→ EXERCISE PROMPT
In the entries that follow, count each line containing "from" and state the total, nothing more.

(Stored items)
■ ■ ■ ■ ■

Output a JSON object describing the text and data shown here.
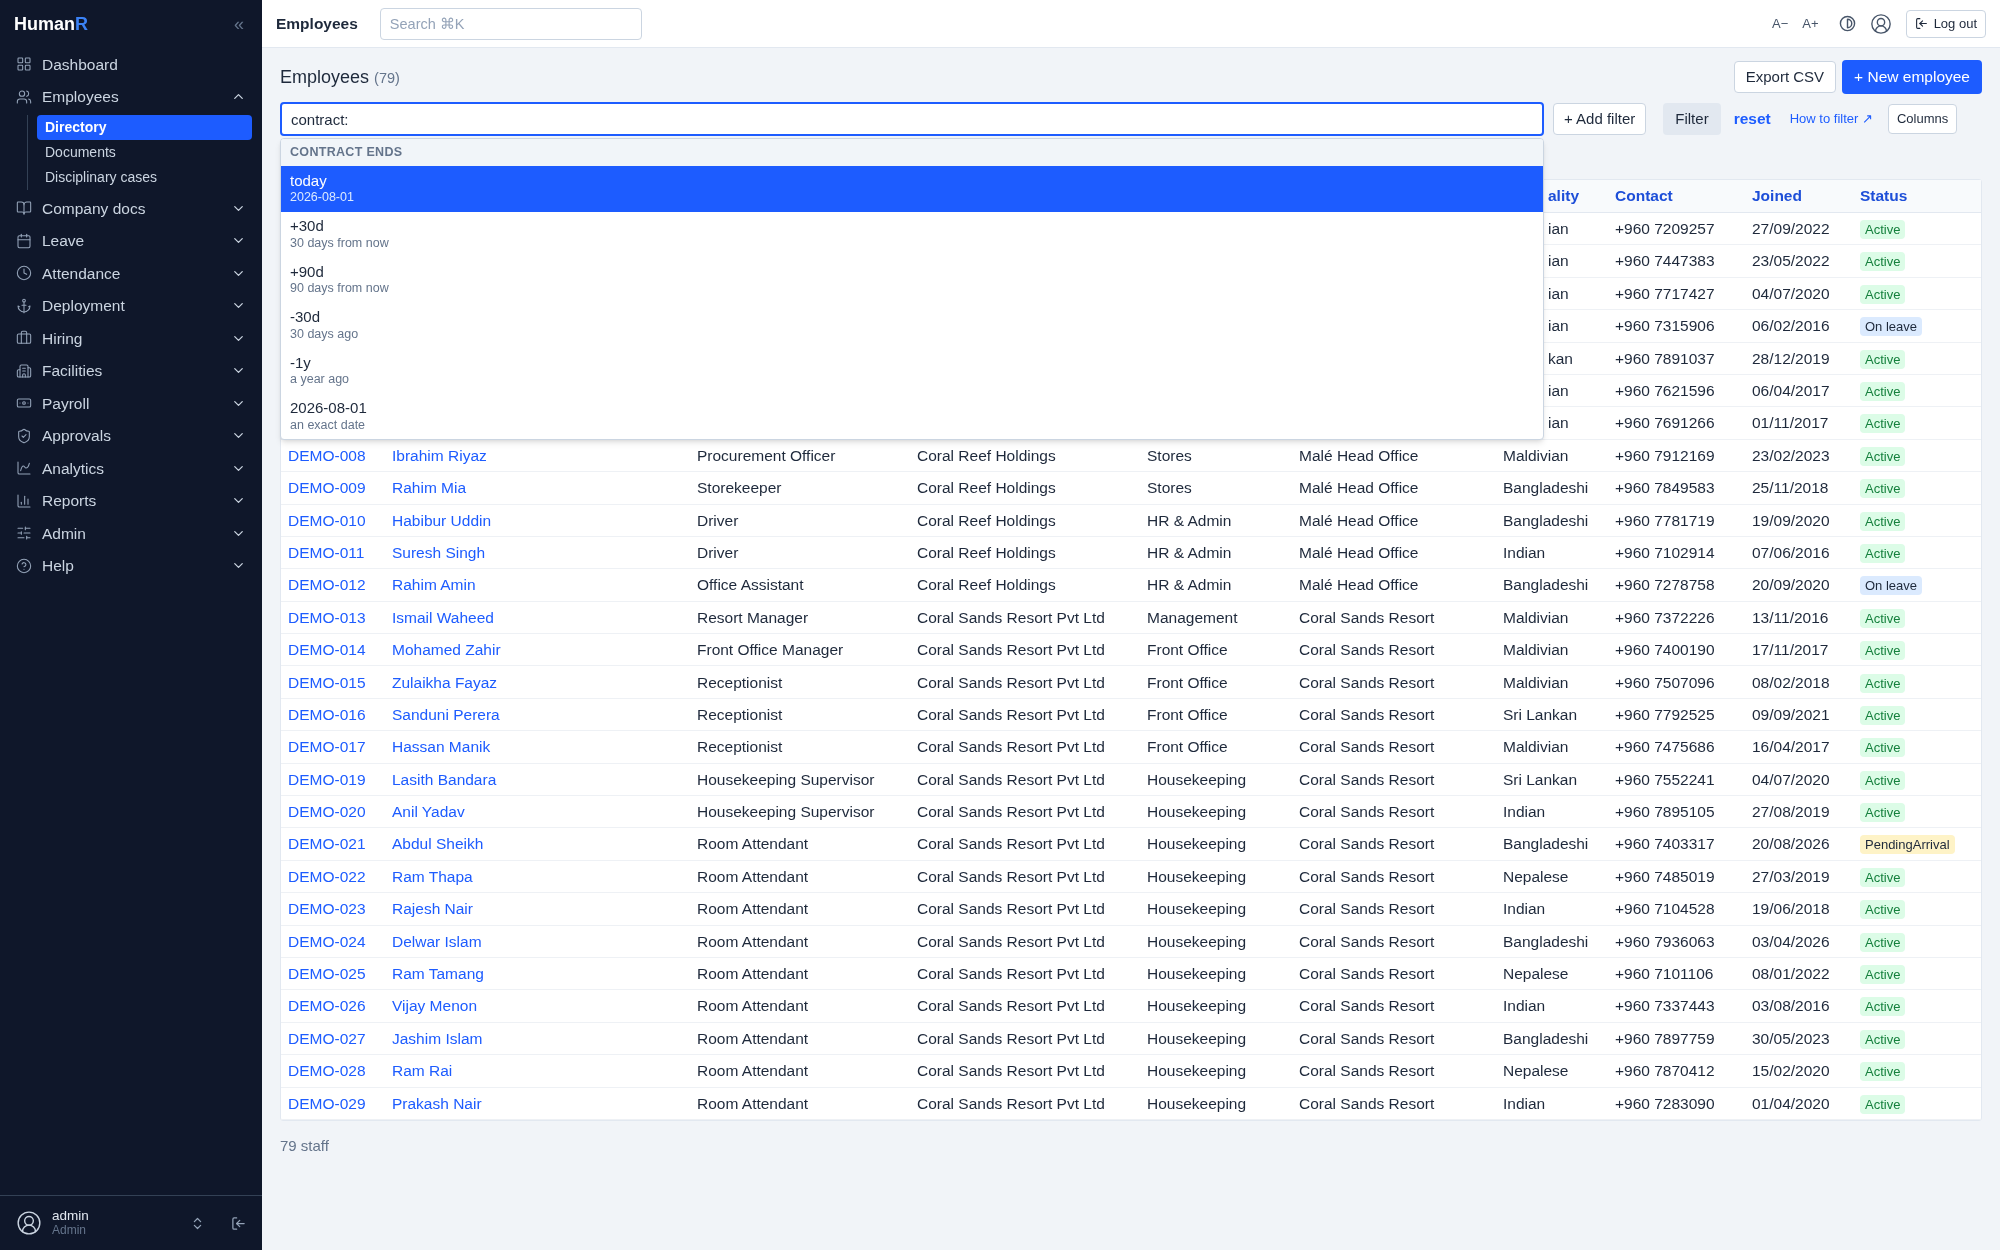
{
  "app": {
    "logo_main": "Human",
    "logo_accent": "R",
    "collapse": "«"
  },
  "sidebar": {
    "items": [
      {
        "label": "Dashboard"
      },
      {
        "label": "Employees",
        "expanded": true,
        "children": [
          {
            "label": "Directory",
            "selected": true
          },
          {
            "label": "Documents",
            "selected": false
          },
          {
            "label": "Disciplinary cases",
            "selected": false
          }
        ]
      },
      {
        "label": "Company docs",
        "expanded": false
      },
      {
        "label": "Leave",
        "expanded": false
      },
      {
        "label": "Attendance",
        "expanded": false
      },
      {
        "label": "Deployment",
        "expanded": false
      },
      {
        "label": "Hiring",
        "expanded": false
      },
      {
        "label": "Facilities",
        "expanded": false
      },
      {
        "label": "Payroll",
        "expanded": false
      },
      {
        "label": "Approvals",
        "expanded": false
      },
      {
        "label": "Analytics",
        "expanded": false
      },
      {
        "label": "Reports",
        "expanded": false
      },
      {
        "label": "Admin",
        "expanded": false
      },
      {
        "label": "Help",
        "expanded": false
      }
    ],
    "user": {
      "name": "admin",
      "role": "Admin"
    }
  },
  "topbar": {
    "title": "Employees",
    "search": {
      "placeholder": "Search ⌘K"
    },
    "font_down": "A−",
    "font_up": "A+",
    "logout": "Log out"
  },
  "page": {
    "title": "Employees",
    "count": "(79)",
    "export": "Export CSV",
    "new": "+ New employee"
  },
  "filter": {
    "value": "contract:",
    "add": "+ Add filter",
    "apply": "Filter",
    "reset": "reset",
    "help": "How to filter ↗",
    "columns": "Columns"
  },
  "suggestions": {
    "heading": "CONTRACT ENDS",
    "items": [
      {
        "label": "today",
        "hint": "2026-08-01",
        "selected": true
      },
      {
        "label": "+30d",
        "hint": "30 days from now",
        "selected": false
      },
      {
        "label": "+90d",
        "hint": "90 days from now",
        "selected": false
      },
      {
        "label": "-30d",
        "hint": "30 days ago",
        "selected": false
      },
      {
        "label": "-1y",
        "hint": "a year ago",
        "selected": false
      },
      {
        "label": "2026-08-01",
        "hint": "an exact date",
        "selected": false
      }
    ]
  },
  "table": {
    "columns": {
      "nationality": "ality",
      "contact": "Contact",
      "joined": "Joined",
      "status": "Status"
    },
    "rows": [
      {
        "nationality": "ian",
        "contact": "+960 7209257",
        "joined": "27/09/2022",
        "status": "Active",
        "kind": "active"
      },
      {
        "nationality": "ian",
        "contact": "+960 7447383",
        "joined": "23/05/2022",
        "status": "Active",
        "kind": "active"
      },
      {
        "nationality": "ian",
        "contact": "+960 7717427",
        "joined": "04/07/2020",
        "status": "Active",
        "kind": "active"
      },
      {
        "nationality": "ian",
        "contact": "+960 7315906",
        "joined": "06/02/2016",
        "status": "On leave",
        "kind": "leave"
      },
      {
        "nationality": "kan",
        "contact": "+960 7891037",
        "joined": "28/12/2019",
        "status": "Active",
        "kind": "active"
      },
      {
        "nationality": "ian",
        "contact": "+960 7621596",
        "joined": "06/04/2017",
        "status": "Active",
        "kind": "active"
      },
      {
        "nationality": "ian",
        "contact": "+960 7691266",
        "joined": "01/11/2017",
        "status": "Active",
        "kind": "active"
      },
      {
        "id": "DEMO-008",
        "name": "Ibrahim Riyaz",
        "title": "Procurement Officer",
        "company": "Coral Reef Holdings",
        "department": "Stores",
        "location": "Malé Head Office",
        "nationality": "Maldivian",
        "contact": "+960 7912169",
        "joined": "23/02/2023",
        "status": "Active",
        "kind": "active"
      },
      {
        "id": "DEMO-009",
        "name": "Rahim Mia",
        "title": "Storekeeper",
        "company": "Coral Reef Holdings",
        "department": "Stores",
        "location": "Malé Head Office",
        "nationality": "Bangladeshi",
        "contact": "+960 7849583",
        "joined": "25/11/2018",
        "status": "Active",
        "kind": "active"
      },
      {
        "id": "DEMO-010",
        "name": "Habibur Uddin",
        "title": "Driver",
        "company": "Coral Reef Holdings",
        "department": "HR & Admin",
        "location": "Malé Head Office",
        "nationality": "Bangladeshi",
        "contact": "+960 7781719",
        "joined": "19/09/2020",
        "status": "Active",
        "kind": "active"
      },
      {
        "id": "DEMO-011",
        "name": "Suresh Singh",
        "title": "Driver",
        "company": "Coral Reef Holdings",
        "department": "HR & Admin",
        "location": "Malé Head Office",
        "nationality": "Indian",
        "contact": "+960 7102914",
        "joined": "07/06/2016",
        "status": "Active",
        "kind": "active"
      },
      {
        "id": "DEMO-012",
        "name": "Rahim Amin",
        "title": "Office Assistant",
        "company": "Coral Reef Holdings",
        "department": "HR & Admin",
        "location": "Malé Head Office",
        "nationality": "Bangladeshi",
        "contact": "+960 7278758",
        "joined": "20/09/2020",
        "status": "On leave",
        "kind": "leave"
      },
      {
        "id": "DEMO-013",
        "name": "Ismail Waheed",
        "title": "Resort Manager",
        "company": "Coral Sands Resort Pvt Ltd",
        "department": "Management",
        "location": "Coral Sands Resort",
        "nationality": "Maldivian",
        "contact": "+960 7372226",
        "joined": "13/11/2016",
        "status": "Active",
        "kind": "active"
      },
      {
        "id": "DEMO-014",
        "name": "Mohamed Zahir",
        "title": "Front Office Manager",
        "company": "Coral Sands Resort Pvt Ltd",
        "department": "Front Office",
        "location": "Coral Sands Resort",
        "nationality": "Maldivian",
        "contact": "+960 7400190",
        "joined": "17/11/2017",
        "status": "Active",
        "kind": "active"
      },
      {
        "id": "DEMO-015",
        "name": "Zulaikha Fayaz",
        "title": "Receptionist",
        "company": "Coral Sands Resort Pvt Ltd",
        "department": "Front Office",
        "location": "Coral Sands Resort",
        "nationality": "Maldivian",
        "contact": "+960 7507096",
        "joined": "08/02/2018",
        "status": "Active",
        "kind": "active"
      },
      {
        "id": "DEMO-016",
        "name": "Sanduni Perera",
        "title": "Receptionist",
        "company": "Coral Sands Resort Pvt Ltd",
        "department": "Front Office",
        "location": "Coral Sands Resort",
        "nationality": "Sri Lankan",
        "contact": "+960 7792525",
        "joined": "09/09/2021",
        "status": "Active",
        "kind": "active"
      },
      {
        "id": "DEMO-017",
        "name": "Hassan Manik",
        "title": "Receptionist",
        "company": "Coral Sands Resort Pvt Ltd",
        "department": "Front Office",
        "location": "Coral Sands Resort",
        "nationality": "Maldivian",
        "contact": "+960 7475686",
        "joined": "16/04/2017",
        "status": "Active",
        "kind": "active"
      },
      {
        "id": "DEMO-019",
        "name": "Lasith Bandara",
        "title": "Housekeeping Supervisor",
        "company": "Coral Sands Resort Pvt Ltd",
        "department": "Housekeeping",
        "location": "Coral Sands Resort",
        "nationality": "Sri Lankan",
        "contact": "+960 7552241",
        "joined": "04/07/2020",
        "status": "Active",
        "kind": "active"
      },
      {
        "id": "DEMO-020",
        "name": "Anil Yadav",
        "title": "Housekeeping Supervisor",
        "company": "Coral Sands Resort Pvt Ltd",
        "department": "Housekeeping",
        "location": "Coral Sands Resort",
        "nationality": "Indian",
        "contact": "+960 7895105",
        "joined": "27/08/2019",
        "status": "Active",
        "kind": "active"
      },
      {
        "id": "DEMO-021",
        "name": "Abdul Sheikh",
        "title": "Room Attendant",
        "company": "Coral Sands Resort Pvt Ltd",
        "department": "Housekeeping",
        "location": "Coral Sands Resort",
        "nationality": "Bangladeshi",
        "contact": "+960 7403317",
        "joined": "20/08/2026",
        "status": "PendingArrival",
        "kind": "pending"
      },
      {
        "id": "DEMO-022",
        "name": "Ram Thapa",
        "title": "Room Attendant",
        "company": "Coral Sands Resort Pvt Ltd",
        "department": "Housekeeping",
        "location": "Coral Sands Resort",
        "nationality": "Nepalese",
        "contact": "+960 7485019",
        "joined": "27/03/2019",
        "status": "Active",
        "kind": "active"
      },
      {
        "id": "DEMO-023",
        "name": "Rajesh Nair",
        "title": "Room Attendant",
        "company": "Coral Sands Resort Pvt Ltd",
        "department": "Housekeeping",
        "location": "Coral Sands Resort",
        "nationality": "Indian",
        "contact": "+960 7104528",
        "joined": "19/06/2018",
        "status": "Active",
        "kind": "active"
      },
      {
        "id": "DEMO-024",
        "name": "Delwar Islam",
        "title": "Room Attendant",
        "company": "Coral Sands Resort Pvt Ltd",
        "department": "Housekeeping",
        "location": "Coral Sands Resort",
        "nationality": "Bangladeshi",
        "contact": "+960 7936063",
        "joined": "03/04/2026",
        "status": "Active",
        "kind": "active"
      },
      {
        "id": "DEMO-025",
        "name": "Ram Tamang",
        "title": "Room Attendant",
        "company": "Coral Sands Resort Pvt Ltd",
        "department": "Housekeeping",
        "location": "Coral Sands Resort",
        "nationality": "Nepalese",
        "contact": "+960 7101106",
        "joined": "08/01/2022",
        "status": "Active",
        "kind": "active"
      },
      {
        "id": "DEMO-026",
        "name": "Vijay Menon",
        "title": "Room Attendant",
        "company": "Coral Sands Resort Pvt Ltd",
        "department": "Housekeeping",
        "location": "Coral Sands Resort",
        "nationality": "Indian",
        "contact": "+960 7337443",
        "joined": "03/08/2016",
        "status": "Active",
        "kind": "active"
      },
      {
        "id": "DEMO-027",
        "name": "Jashim Islam",
        "title": "Room Attendant",
        "company": "Coral Sands Resort Pvt Ltd",
        "department": "Housekeeping",
        "location": "Coral Sands Resort",
        "nationality": "Bangladeshi",
        "contact": "+960 7897759",
        "joined": "30/05/2023",
        "status": "Active",
        "kind": "active"
      },
      {
        "id": "DEMO-028",
        "name": "Ram Rai",
        "title": "Room Attendant",
        "company": "Coral Sands Resort Pvt Ltd",
        "department": "Housekeeping",
        "location": "Coral Sands Resort",
        "nationality": "Nepalese",
        "contact": "+960 7870412",
        "joined": "15/02/2020",
        "status": "Active",
        "kind": "active"
      },
      {
        "id": "DEMO-029",
        "name": "Prakash Nair",
        "title": "Room Attendant",
        "company": "Coral Sands Resort Pvt Ltd",
        "department": "Housekeeping",
        "location": "Coral Sands Resort",
        "nationality": "Indian",
        "contact": "+960 7283090",
        "joined": "01/04/2020",
        "status": "Active",
        "kind": "active"
      }
    ]
  },
  "footer": "79 staff"
}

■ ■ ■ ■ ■

→ ANSWER BELOW
2